Corps members promote constructive learning environments by actively assisting students in the classroom, holding individual sessions with students throughout the day and hosting tutoring sessions after school.
“You make an impact just by relating to them, listening and being yourself ,” she said. “It’s a great feeling.”
Working with Gonzalez is senior Alex McLaughlin. McLaughlin is one of 14 City Year members that are DePaul alumni, placing DePaul among the top universities across the country with graduates working in City Year.
“It comes from DePaul’s Vincentian model of leadership,” McLaughlin said, referring to DePaul’s ongoing mission to reach out to underserved populations.

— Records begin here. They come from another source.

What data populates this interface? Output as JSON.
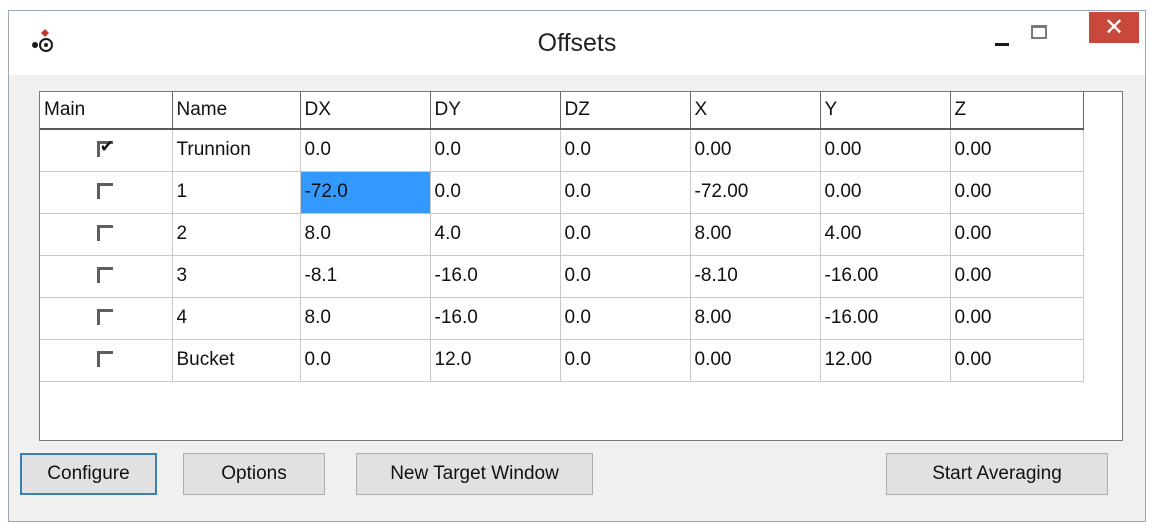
{
  "window": {
    "title": "Offsets",
    "close_glyph": "✕"
  },
  "grid": {
    "columns": [
      "Main",
      "Name",
      "DX",
      "DY",
      "DZ",
      "X",
      "Y",
      "Z"
    ],
    "rows": [
      {
        "main": true,
        "cells": [
          "Trunnion",
          "0.0",
          "0.0",
          "0.0",
          "0.00",
          "0.00",
          "0.00"
        ]
      },
      {
        "main": false,
        "cells": [
          "1",
          "-72.0",
          "0.0",
          "0.0",
          "-72.00",
          "0.00",
          "0.00"
        ]
      },
      {
        "main": false,
        "cells": [
          "2",
          "8.0",
          "4.0",
          "0.0",
          "8.00",
          "4.00",
          "0.00"
        ]
      },
      {
        "main": false,
        "cells": [
          "3",
          "-8.1",
          "-16.0",
          "0.0",
          "-8.10",
          "-16.00",
          "0.00"
        ]
      },
      {
        "main": false,
        "cells": [
          "4",
          "8.0",
          "-16.0",
          "0.0",
          "8.00",
          "-16.00",
          "0.00"
        ]
      },
      {
        "main": false,
        "cells": [
          "Bucket",
          "0.0",
          "12.0",
          "0.0",
          "0.00",
          "12.00",
          "0.00"
        ]
      }
    ],
    "selected_row": 1,
    "selected_col": 1
  },
  "buttons": {
    "configure": "Configure",
    "options": "Options",
    "new_target_window": "New Target Window",
    "start_averaging": "Start Averaging"
  },
  "colors": {
    "selection": "#3399ff",
    "close": "#c9483c"
  }
}
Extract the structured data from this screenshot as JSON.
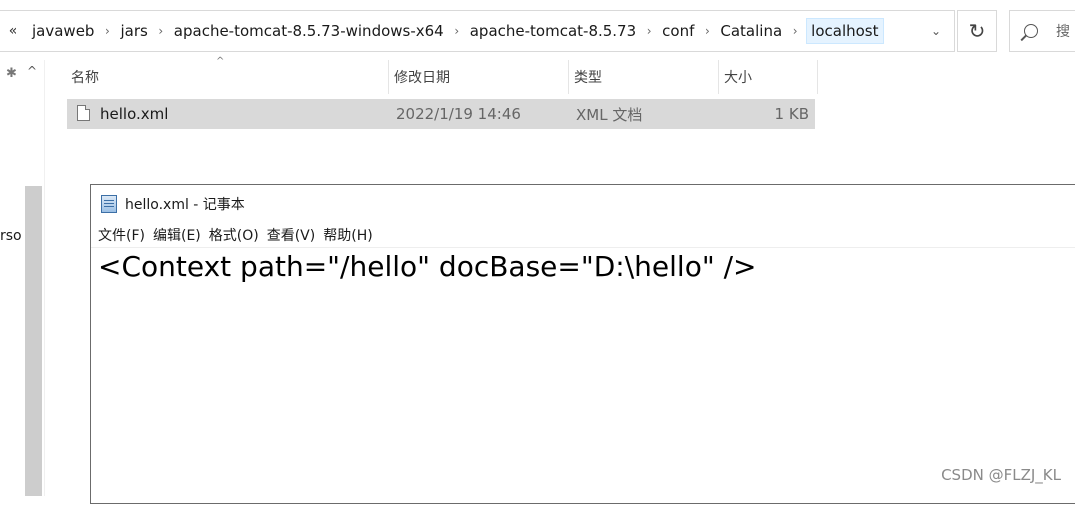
{
  "address_bar": {
    "overflow": "«",
    "crumbs": [
      "javaweb",
      "jars",
      "apache-tomcat-8.5.73-windows-x64",
      "apache-tomcat-8.5.73",
      "conf",
      "Catalina",
      "localhost"
    ],
    "separator": "›",
    "dropdown": "⌄",
    "refresh": "↻",
    "search_placeholder": "搜"
  },
  "nav_pane": {
    "pin_icon": "📌",
    "up": "^",
    "visible_text": "rso"
  },
  "file_list": {
    "sort_indicator": "^",
    "columns": [
      "名称",
      "修改日期",
      "类型",
      "大小"
    ],
    "rows": [
      {
        "name": "hello.xml",
        "modified": "2022/1/19 14:46",
        "type": "XML 文档",
        "size": "1 KB"
      }
    ]
  },
  "notepad": {
    "title": "hello.xml - 记事本",
    "menu": [
      "文件(F)",
      "编辑(E)",
      "格式(O)",
      "查看(V)",
      "帮助(H)"
    ],
    "content": "<Context path=\"/hello\" docBase=\"D:\\hello\" />"
  },
  "watermark": "CSDN @FLZJ_KL"
}
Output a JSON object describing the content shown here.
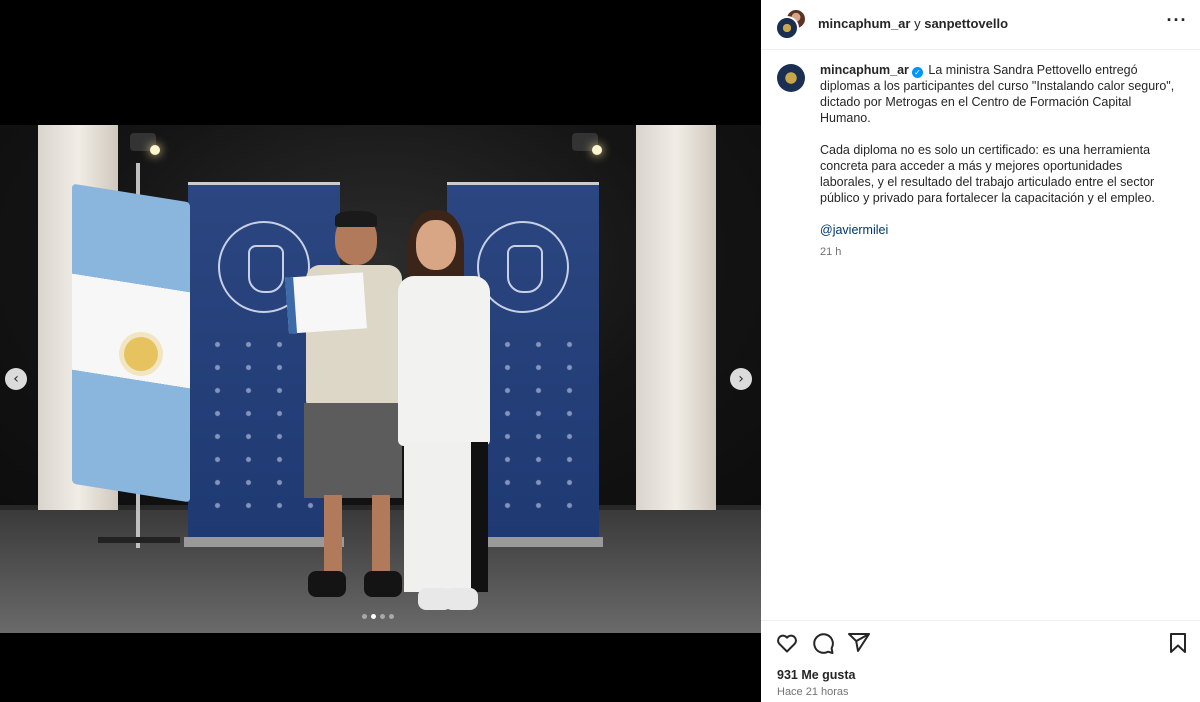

As a psychology student with a concentration in human services, DePaul required and provided an internship for McLaughlin with an education-focused non-profit, inspiring her to apply for City Year shortly after graduating. After experiencing why 40 to 60 percent of freshmen don’t graduate from urban public schools that service low-income communities, she wants to continue working towards a solution.
Garai explained the effect City Year has on the student body. In one year, attendance rates have risen and students voluntarily attend tutoring sessions as they become more actively engaged in their academics.
In a society where every 26 seconds a student gives up on school, instilling change in an environment where it’s needed most is not the easiest job. The days are long, the stress can be overwhelming and the result of your work is sometimes hard to see when new obstacles are constantly arising. Overall improvement may not happen overnight, but the City Year team is still hopeful their efforts at Kelvyn Park are creating a lasting impact.
At 4:30 p.m. the after school tutoring session is coming to a close. As the City Year team is saying goodbye to their students before heading into their evening meeting, a student says bye to corps member Lara Mbayed and begins walking towards the exit.
He stops and turns around. “Oh yeah, I’m getting a ‘B’ in that class now,” he said. “I raised it from a D.”